I feel pretty comfortable saying that Tobey Maguire and Andrew Garfield were the best things in their Spider-Man movies, but Holland’s version of the character is already my favourite of the three. Even his signature quips are now a window into Peter’s insecurity, a coping mechanism to distract him from how out of his depth he is. Here we go back to Stan Lee and Steve Ditko’s original mission statement in the 60s: to give us a superhero we can actually relate to.
Supporting Holland is rich extended cast, popping with personality and giving Holland plenty to bounce off. You’ve got his lovable fellow students Ned, Michelle and a refreshingly less meat-headed Flash (played by Jacob Batalon, Zendaya and Tony Revolori respectively), Marisa Tomei as an uncomfortably attractive Aunt May, Marvel’s go-to-guy RDJ, and as a surprise favourite, Jon Favreau, the man that started it all by directing Iron Man, still kicking around as Stark’s impatient employee, Happy. If there’s one member of the cast that kind of fades into the background it’s Peter’s love interest Liz (Laura Harrier), who unfortunately doesn’t really get the chance to be more than somebody for our hero to crush on.

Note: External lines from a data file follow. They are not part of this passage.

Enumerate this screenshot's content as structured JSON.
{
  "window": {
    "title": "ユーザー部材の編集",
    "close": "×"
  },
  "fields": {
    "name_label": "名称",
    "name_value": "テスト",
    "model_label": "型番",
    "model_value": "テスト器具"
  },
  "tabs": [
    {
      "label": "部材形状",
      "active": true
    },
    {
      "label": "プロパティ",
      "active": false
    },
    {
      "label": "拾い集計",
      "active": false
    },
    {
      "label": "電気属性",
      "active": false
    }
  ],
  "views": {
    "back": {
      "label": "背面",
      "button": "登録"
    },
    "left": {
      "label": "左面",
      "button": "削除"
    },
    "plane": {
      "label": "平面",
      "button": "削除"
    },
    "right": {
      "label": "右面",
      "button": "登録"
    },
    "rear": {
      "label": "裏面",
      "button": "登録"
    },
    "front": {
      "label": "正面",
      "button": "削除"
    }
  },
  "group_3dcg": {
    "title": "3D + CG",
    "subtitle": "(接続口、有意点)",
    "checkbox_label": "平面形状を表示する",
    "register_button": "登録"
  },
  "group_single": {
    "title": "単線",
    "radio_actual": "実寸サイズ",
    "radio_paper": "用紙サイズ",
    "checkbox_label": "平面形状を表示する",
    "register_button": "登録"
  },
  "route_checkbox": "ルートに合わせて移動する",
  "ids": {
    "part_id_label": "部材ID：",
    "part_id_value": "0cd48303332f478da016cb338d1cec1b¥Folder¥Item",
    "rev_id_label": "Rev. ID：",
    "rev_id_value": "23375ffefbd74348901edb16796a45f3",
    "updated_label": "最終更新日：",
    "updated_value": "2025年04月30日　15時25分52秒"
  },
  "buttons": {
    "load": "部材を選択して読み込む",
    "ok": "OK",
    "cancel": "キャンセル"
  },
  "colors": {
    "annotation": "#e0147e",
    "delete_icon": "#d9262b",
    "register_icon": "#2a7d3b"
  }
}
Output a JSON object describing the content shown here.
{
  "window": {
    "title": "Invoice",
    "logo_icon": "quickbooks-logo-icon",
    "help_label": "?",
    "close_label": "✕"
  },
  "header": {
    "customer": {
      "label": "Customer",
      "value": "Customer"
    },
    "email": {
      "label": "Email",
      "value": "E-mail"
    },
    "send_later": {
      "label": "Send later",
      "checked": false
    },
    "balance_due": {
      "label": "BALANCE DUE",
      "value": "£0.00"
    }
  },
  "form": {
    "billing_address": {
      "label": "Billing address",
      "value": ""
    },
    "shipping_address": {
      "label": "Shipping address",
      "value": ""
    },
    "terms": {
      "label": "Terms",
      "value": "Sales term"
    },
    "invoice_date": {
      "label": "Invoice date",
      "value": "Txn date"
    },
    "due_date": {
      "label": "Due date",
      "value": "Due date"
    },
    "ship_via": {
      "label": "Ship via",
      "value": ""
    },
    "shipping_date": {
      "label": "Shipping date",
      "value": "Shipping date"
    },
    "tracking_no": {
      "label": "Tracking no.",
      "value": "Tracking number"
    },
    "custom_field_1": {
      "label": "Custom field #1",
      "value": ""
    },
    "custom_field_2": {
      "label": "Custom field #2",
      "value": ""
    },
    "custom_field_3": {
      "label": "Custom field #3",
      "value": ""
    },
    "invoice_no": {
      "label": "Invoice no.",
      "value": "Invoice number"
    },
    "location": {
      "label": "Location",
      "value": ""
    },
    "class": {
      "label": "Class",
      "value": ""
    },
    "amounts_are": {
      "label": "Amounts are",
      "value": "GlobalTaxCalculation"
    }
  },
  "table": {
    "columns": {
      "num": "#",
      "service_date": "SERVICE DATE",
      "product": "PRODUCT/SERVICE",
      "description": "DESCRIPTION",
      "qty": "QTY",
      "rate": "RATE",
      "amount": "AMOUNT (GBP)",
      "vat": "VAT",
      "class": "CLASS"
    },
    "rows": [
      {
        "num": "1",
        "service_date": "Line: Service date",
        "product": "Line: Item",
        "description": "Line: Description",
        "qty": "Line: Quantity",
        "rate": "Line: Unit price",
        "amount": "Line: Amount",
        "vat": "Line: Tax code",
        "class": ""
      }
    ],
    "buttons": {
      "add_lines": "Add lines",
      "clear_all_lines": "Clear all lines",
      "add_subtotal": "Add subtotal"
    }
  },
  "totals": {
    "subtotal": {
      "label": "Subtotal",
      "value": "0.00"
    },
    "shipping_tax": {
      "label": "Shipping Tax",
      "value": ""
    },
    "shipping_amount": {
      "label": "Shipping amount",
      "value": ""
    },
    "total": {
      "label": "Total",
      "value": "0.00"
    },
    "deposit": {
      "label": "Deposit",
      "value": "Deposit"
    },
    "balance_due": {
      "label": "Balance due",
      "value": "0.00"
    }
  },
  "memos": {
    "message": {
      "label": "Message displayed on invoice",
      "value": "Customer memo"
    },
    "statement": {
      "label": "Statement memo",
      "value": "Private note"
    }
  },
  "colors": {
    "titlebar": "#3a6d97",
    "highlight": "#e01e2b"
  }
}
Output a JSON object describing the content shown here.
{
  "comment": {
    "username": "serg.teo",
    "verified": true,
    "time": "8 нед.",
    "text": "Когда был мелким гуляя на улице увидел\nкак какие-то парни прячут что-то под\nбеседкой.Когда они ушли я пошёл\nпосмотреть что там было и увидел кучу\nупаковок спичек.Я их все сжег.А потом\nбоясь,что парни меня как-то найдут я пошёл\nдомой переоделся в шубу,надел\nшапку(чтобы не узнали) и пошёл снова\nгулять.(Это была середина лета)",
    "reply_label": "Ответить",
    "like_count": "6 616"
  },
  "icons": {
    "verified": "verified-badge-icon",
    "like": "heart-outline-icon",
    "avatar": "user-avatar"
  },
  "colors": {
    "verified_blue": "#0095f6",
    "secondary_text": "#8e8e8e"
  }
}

Lastly, we have our big bad of the movie with Keaton’s Vulture. While the rogue may not necessarily challenge the seasoned actor, he does present one of the most believable antagonists in the MCU. This isn’t a villain who wants to destroy the world or even necessarily put anyone in danger. Much like Peter, Toomes is fighting to be a part of a world that seems to be leaving him behind. He may have taken a criminal path, but Vulture’s core motivation is to protect what he’s built and provide for his family. While that might not be enough to necessarily make him sympathetic (he is still trying to kill our barely-pubescent protagonist after all), it does make him incredibly human. After all the cities falling from the sky and interdimensional invasions of previous MCU movies, it’s refreshing to have the scale brought way back down to a much more street-level story. On top of that, his flying suit with the bomber jacket and giant metal wings is just a rocking design.
Essentially, Homecoming boils down to a story of a boy wanting to stop a thief because it’s the right thing to do. It’s undeniable that this makes for low stakes, but it actually makes Peter’s determination all the more admirable. I won’t go into it for fear of spoilers, but the grounded approach and treatment of the villain finally addresses one huge problem I’ve had across all the Spider-Man movies we’ve seen before, as well as most of the movies in the MCU. Spider-Man Homecoming may be familiar, and maybe even a little simple, but the back-to-basics approach and much more personal story feels like we are finally getting the Spider-Man we’ve long loved from the comics on the big screen. More importantly, it reminds us why he is one of the most iconic characters on the planet.
THE REEL SCORE: 9/10